--- PROBLEM DETAILS ---
All of these records need to be duplicated exactly.

(Web page and app entries)
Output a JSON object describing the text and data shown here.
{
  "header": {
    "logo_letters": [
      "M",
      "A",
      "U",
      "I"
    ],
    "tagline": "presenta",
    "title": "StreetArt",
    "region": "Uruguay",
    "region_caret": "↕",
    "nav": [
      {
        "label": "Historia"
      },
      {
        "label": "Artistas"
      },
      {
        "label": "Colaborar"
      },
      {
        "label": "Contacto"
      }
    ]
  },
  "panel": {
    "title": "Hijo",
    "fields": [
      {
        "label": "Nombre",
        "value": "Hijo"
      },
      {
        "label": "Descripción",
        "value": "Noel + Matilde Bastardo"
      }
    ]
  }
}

--- EXPECTED ANSWER ---
Output a JSON object describing the text and data shown here.
{
  "header": {
    "logo_letters": [
      "M",
      "A",
      "U",
      "I"
    ],
    "tagline": "presenta",
    "title": "StreetArt",
    "region": "Uruguay",
    "region_caret": "↕",
    "nav": [
      {
        "label": "Historia"
      },
      {
        "label": "Artistas"
      },
      {
        "label": "Colaborar"
      },
      {
        "label": "Contacto"
      }
    ]
  },
  "panel": {
    "title": "Hijo",
    "fields": [
      {
        "label": "Nombre",
        "value": "Hijo"
      },
      {
        "label": "Descripción",
        "value": "Noel + Matilde Bastardo"
      }
    ]
  }
}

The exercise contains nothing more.